Who can sing and become an exceptional singer?

"Great singing sounds easy because it is easy.  What's difficult is learning to make it easy."  JTM

Anyone can sing.  Only a tiny percentage, less than one percent, of the population cannot sing well.  People who adamantly state that they can’t or don’t sing can often be heard singing in their car or shower.

Research has very clearly shown that talent is a myth.  As Daniel Coyle wrote in his book “The Talent Code,” you’ll need a good coach, ignited passion for what you are doing and regular deep practice to succeed.

Why do so many people say that they can't sing at all?

They are usually overly concerned with how their voice sounds and what someone else might think, so they limit themselves.  

The spectrum of great-sounding voices is very broad.  The sound isn’t a significant consideration.  It’s all about the feel, how the voice is used, and not how it sounds.  For example, consider the difference between the voices of Whitney Houston, Rod Stewart and Leonard Cohen.  Beauty is in the eyes of the beholder ... and, in this case, the listener’s ears, not the singer’s.  

Great singers are known for their capacity to render songs, and all vocal sounds have the potential to contribute to wonderfully unique singing.   

Why do only a few people choose to learn more about how to sing? 

There’s a considerable lack of awareness of the profound physical, mental and emotional benefits of singing.  Also, far too many people buy into the talent myth and believe they can’t sing, missing out on all the good that singing offers.  Many believe that learning to sing is not a worthy pursuit. Therefore, they find it hard to invest in themselves.  They believe that coaching costs would waste their money.  Of course, they’d likely change their minds if they listened more closely to people who choose to get involved.  

What can be done about performance fear and anxiety?
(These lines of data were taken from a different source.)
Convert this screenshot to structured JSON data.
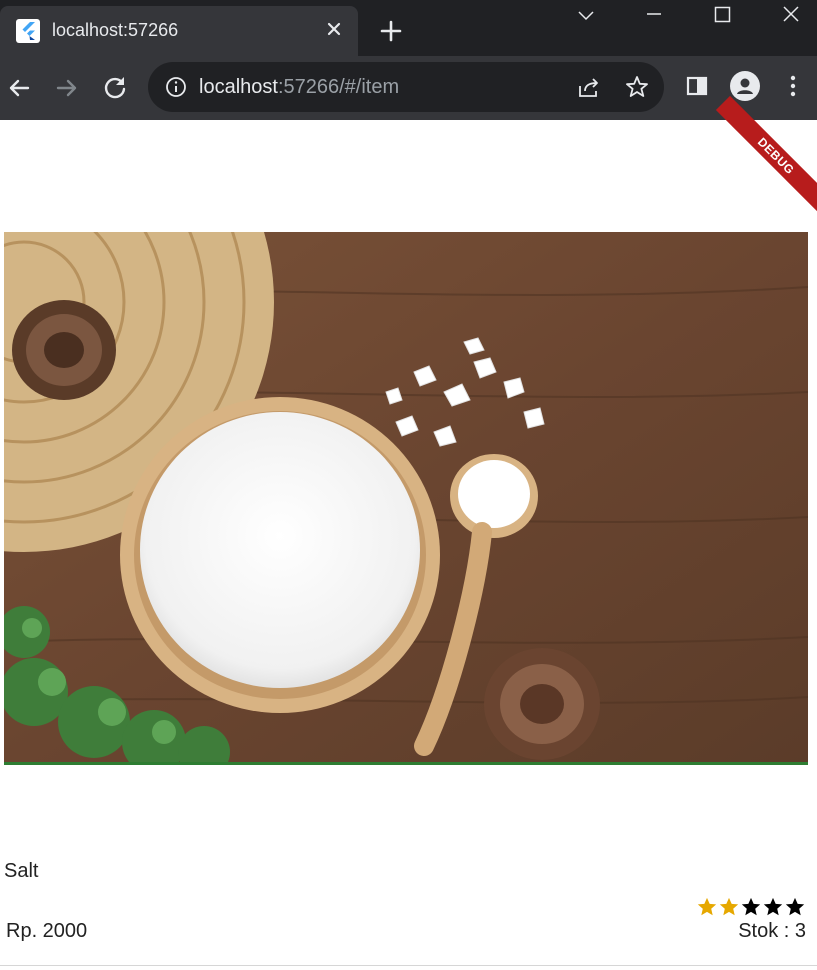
{
  "browser": {
    "tab": {
      "title": "localhost:57266",
      "close_icon": "close-icon",
      "favicon": "flutter-logo-icon"
    },
    "new_tab_icon": "plus-icon",
    "window_controls": [
      "chevron-down-icon",
      "minimize-icon",
      "maximize-icon",
      "close-icon"
    ],
    "nav": [
      "back-arrow-icon",
      "forward-arrow-icon",
      "reload-icon"
    ],
    "address": {
      "host": "localhost",
      "rest": ":57266/#/item"
    },
    "colors": {
      "frame": "#202124",
      "toolbar": "#35363a",
      "text": "#e8eaed",
      "muted": "#9aa0a6"
    }
  },
  "app": {
    "debug_banner": "DEBUG",
    "image": {
      "alt_icon": "salt-photo"
    },
    "item": {
      "name": "Salt",
      "price": "Rp. 2000",
      "stock": "Stok : 3",
      "rating": 2,
      "rating_max": 5,
      "colors": {
        "star_filled": "#e6a800",
        "star_empty": "#000000",
        "accent": "#2e7d32"
      }
    }
  }
}
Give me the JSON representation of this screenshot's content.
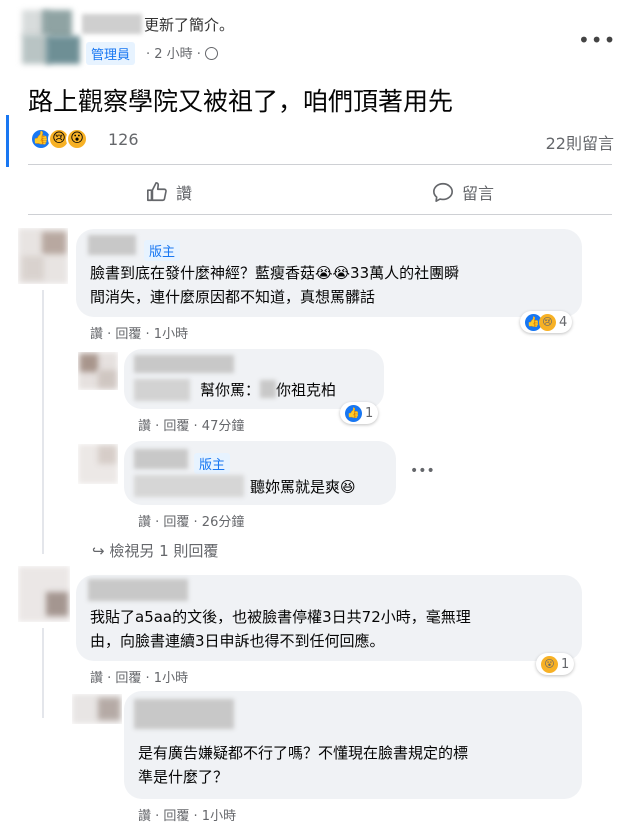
{
  "header": {
    "updated_text": "更新了簡介。",
    "role_badge": "管理員",
    "time_meta": "· 2 小時 ·",
    "globe_icon": "globe-icon",
    "more_icon": "•••"
  },
  "post": {
    "text": "路上觀察學院又被祖了，咱們頂著用先",
    "reaction_count": "126",
    "comment_count": "22則留言"
  },
  "actions": {
    "like_label": "讚",
    "comment_label": "留言"
  },
  "comments": [
    {
      "badge": "版主",
      "line1": "臉書到底在發什麼神經？藍瘦香菇😭😭33萬人的社團瞬",
      "line2": "間消失，連什麼原因都不知道，真想罵髒話",
      "meta": "讚 · 回覆 · 1小時",
      "reaction_count": "4"
    },
    {
      "text_prefix": "幫你罵：",
      "text_suffix": "你祖克柏",
      "meta": "讚 · 回覆 · 47分鐘",
      "reaction_count": "1"
    },
    {
      "badge": "版主",
      "text": "聽妳罵就是爽😆",
      "meta": "讚 · 回覆 · 26分鐘",
      "more": "•••"
    },
    {
      "view_more": "↪ 檢視另 1 則回覆"
    },
    {
      "line1": "我貼了a5aa的文後，也被臉書停權3日共72小時，毫無理",
      "line2": "由，向臉書連續3日申訴也得不到任何回應。",
      "meta": "讚 · 回覆 · 1小時",
      "reaction_count": "1"
    },
    {
      "line1": "是有廣告嫌疑都不行了嗎？不懂現在臉書規定的標",
      "line2": "準是什麼了？",
      "meta": "讚 · 回覆 · 1小時"
    }
  ],
  "colors": {
    "accent": "#1877f2",
    "bubble": "#f0f2f5",
    "meta": "#65676b"
  }
}
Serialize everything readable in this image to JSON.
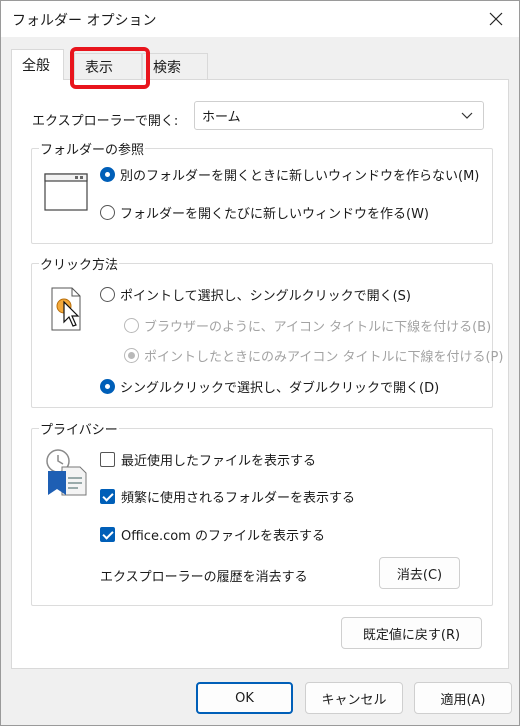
{
  "window": {
    "title": "フォルダー オプション"
  },
  "tabs": [
    {
      "label": "全般"
    },
    {
      "label": "表示"
    },
    {
      "label": "検索"
    }
  ],
  "general": {
    "open_explorer_label": "エクスプローラーで開く:",
    "open_explorer_value": "ホーム",
    "browse_folders": {
      "label": "フォルダーの参照",
      "options": [
        {
          "label": "別のフォルダーを開くときに新しいウィンドウを作らない(M)",
          "selected": true
        },
        {
          "label": "フォルダーを開くたびに新しいウィンドウを作る(W)",
          "selected": false
        }
      ]
    },
    "click_items": {
      "label": "クリック方法",
      "single_click": "ポイントして選択し、シングルクリックで開く(S)",
      "underline_browser": "ブラウザーのように、アイコン タイトルに下線を付ける(B)",
      "underline_point": "ポイントしたときにのみアイコン タイトルに下線を付ける(P)",
      "double_click": "シングルクリックで選択し、ダブルクリックで開く(D)"
    },
    "privacy": {
      "label": "プライバシー",
      "recent_files": "最近使用したファイルを表示する",
      "frequent_folders": "頻繁に使用されるフォルダーを表示する",
      "office_files": "Office.com のファイルを表示する",
      "clear_history_label": "エクスプローラーの履歴を消去する",
      "clear_button": "消去(C)"
    },
    "restore_defaults": "既定値に戻す(R)"
  },
  "footer": {
    "ok": "OK",
    "cancel": "キャンセル",
    "apply": "適用(A)"
  },
  "colors": {
    "accent": "#005fb8",
    "highlight": "#e8141c"
  }
}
Fear and anxiety can be so constant and debilitating that they are often perceived as unavoidable, which is simply not true.  With learning, the fearful and anxious responses that limit performance capacity can change and become the energy that fuels ignited performances.  

Singing well means learning to think in ways that effectively address emotions positively.  Our brain responds almost identically when we are excited and afraid.  Physiologically, fear causes us to hold or restrict our breathing, and excitement does not do so.  The key is learning to make singing feel good by focusing on and improving breathing.  The basic fact is that it won't sound good if it doesn’t feel good.  
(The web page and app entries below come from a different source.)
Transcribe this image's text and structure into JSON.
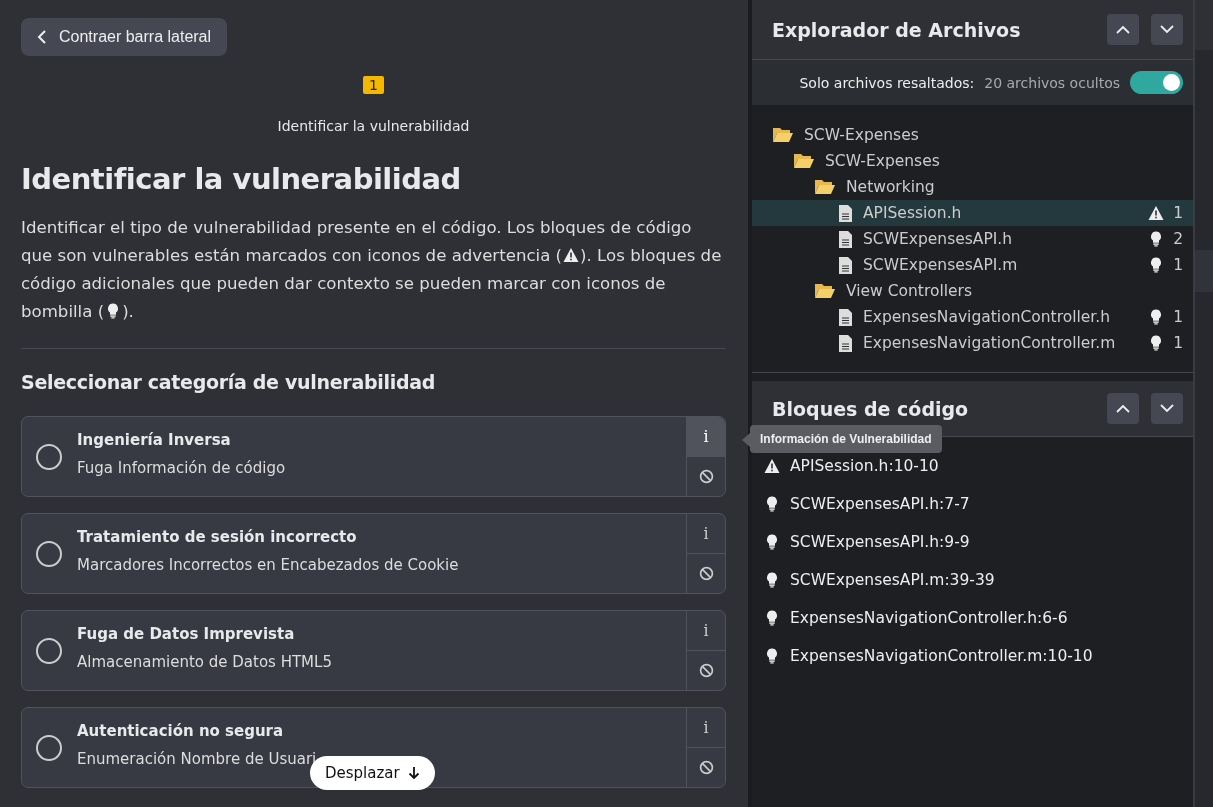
{
  "collapse_button": "Contraer barra lateral",
  "step": {
    "number": "1",
    "label": "Identificar la vulnerabilidad"
  },
  "heading": "Identificar la vulnerabilidad",
  "description": [
    {
      "kind": "text",
      "text": "Identificar el tipo de vulnerabilidad presente en el código. Los bloques de código que son vulnerables están marcados con iconos de advertencia ("
    },
    {
      "kind": "warning"
    },
    {
      "kind": "text",
      "text": "). Los bloques de código adicionales que pueden dar contexto se pueden marcar con iconos de bombilla ("
    },
    {
      "kind": "bulb"
    },
    {
      "kind": "text",
      "text": ")."
    }
  ],
  "section_heading": "Seleccionar categoría de vulnerabilidad",
  "categories": [
    {
      "title": "Ingeniería Inversa",
      "subtitle": "Fuga Información de código",
      "selected": false,
      "info_button": "i",
      "info_hovered": true,
      "tooltip": "Información de Vulnerabilidad"
    },
    {
      "title": "Tratamiento de sesión incorrecto",
      "subtitle": "Marcadores Incorrectos en Encabezados de Cookie",
      "selected": false,
      "info_button": "i",
      "info_hovered": false
    },
    {
      "title": "Fuga de Datos Imprevista",
      "subtitle": "Almacenamiento de Datos HTML5",
      "selected": false,
      "info_button": "i",
      "info_hovered": false
    },
    {
      "title": "Autenticación no segura",
      "subtitle": "Enumeración Nombre de Usuari",
      "selected": false,
      "info_button": "i",
      "info_hovered": false
    }
  ],
  "scroll_button": "Desplazar",
  "file_explorer": {
    "title": "Explorador de Archivos",
    "filter_label": "Solo archivos resaltados:",
    "filter_count": "20 archivos ocultos",
    "filter_on": true,
    "tree": [
      {
        "kind": "folder",
        "name": "SCW-Expenses",
        "children": [
          {
            "kind": "folder",
            "name": "SCW-Expenses",
            "children": [
              {
                "kind": "folder",
                "name": "Networking",
                "children": [
                  {
                    "kind": "file",
                    "name": "APISession.h",
                    "selected": true,
                    "badge": {
                      "kind": "warning",
                      "count": "1"
                    }
                  },
                  {
                    "kind": "file",
                    "name": "SCWExpensesAPI.h",
                    "selected": false,
                    "badge": {
                      "kind": "bulb",
                      "count": "2"
                    }
                  },
                  {
                    "kind": "file",
                    "name": "SCWExpensesAPI.m",
                    "selected": false,
                    "badge": {
                      "kind": "bulb",
                      "count": "1"
                    }
                  }
                ]
              },
              {
                "kind": "folder",
                "name": "View Controllers",
                "children": [
                  {
                    "kind": "file",
                    "name": "ExpensesNavigationController.h",
                    "selected": false,
                    "badge": {
                      "kind": "bulb",
                      "count": "1"
                    }
                  },
                  {
                    "kind": "file",
                    "name": "ExpensesNavigationController.m",
                    "selected": false,
                    "badge": {
                      "kind": "bulb",
                      "count": "1"
                    }
                  }
                ]
              }
            ]
          }
        ]
      }
    ]
  },
  "code_blocks": {
    "title": "Bloques de código",
    "items": [
      {
        "kind": "warning",
        "label": "APISession.h:10-10"
      },
      {
        "kind": "bulb",
        "label": "SCWExpensesAPI.h:7-7"
      },
      {
        "kind": "bulb",
        "label": "SCWExpensesAPI.h:9-9"
      },
      {
        "kind": "bulb",
        "label": "SCWExpensesAPI.m:39-39"
      },
      {
        "kind": "bulb",
        "label": "ExpensesNavigationController.h:6-6"
      },
      {
        "kind": "bulb",
        "label": "ExpensesNavigationController.m:10-10"
      }
    ]
  }
}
Who should sing?

Everyone should.  The physical, mental and emotional wellness benefits alone are reason enough.   

Should advanced singers have a coach? 

Learning to sing is a life-long undertaking.  Therefore, every singer should have someone to provide a coaching perspective that supports their continued growth and vocal health.  This is particularly true for professionals interested in maintaining their instrument through the rigorous demands of a performance career.  

Do singers have to write their own songs?

A Google search will reveal that there are a lot of great singers who aren’t outstanding songwriters.  Whitney Houston was one of them.  Of her 39 Billboard top 100 songs, she received co-writing credits for only two.  

All Songkraft performers are encouraged to create their own songs.  That might include writing lyrics, singing a melody and partnering with a musician who can help create an arrangement.  In the music industry, singers who work this way are referred to as top-line writers, which means they write the melody and lyrics.  There are many ways to create music; excellent materials for beginners are available online.  Find a co-writer, start a duo, join a band, and jam away.  Whatever works, works.

Writing songs is a beautiful experience, and it isn’t hard.  While it takes a lot to become a great songwriter, you only need to be willing to try it by writing down a few words and making up a melody.  Guinness lists Happy Birthday as the most recognized English song.  It’s a great example of how something simple can catch on.  Try writing something.  You'll probably like it.

How do you start a career?

Do things in the correct order.  A ‘finished’ voice attracts attention, and an unfinished voice attracts the wrong kind of attention.  Being able to sing at an elite level like Lady Gaga or Josh Groban undoubtedly gives you a leg up.  So, work hard until you know you have something to offer, and then start to show up to present what you’ve created.  Don't show up and struggle.  Work until you would be comfortable on the same stage as your favourite artist.  You’ll know what to do and where to go next when you can do that.  

Why Songkraft?

Songkraft supports singers in discovering the natural ease and the skills, range and endurance required of today’s professionals.  Through explorative processes, inclusive of all styles of music, singers find and take advantage of their total vocal capacity.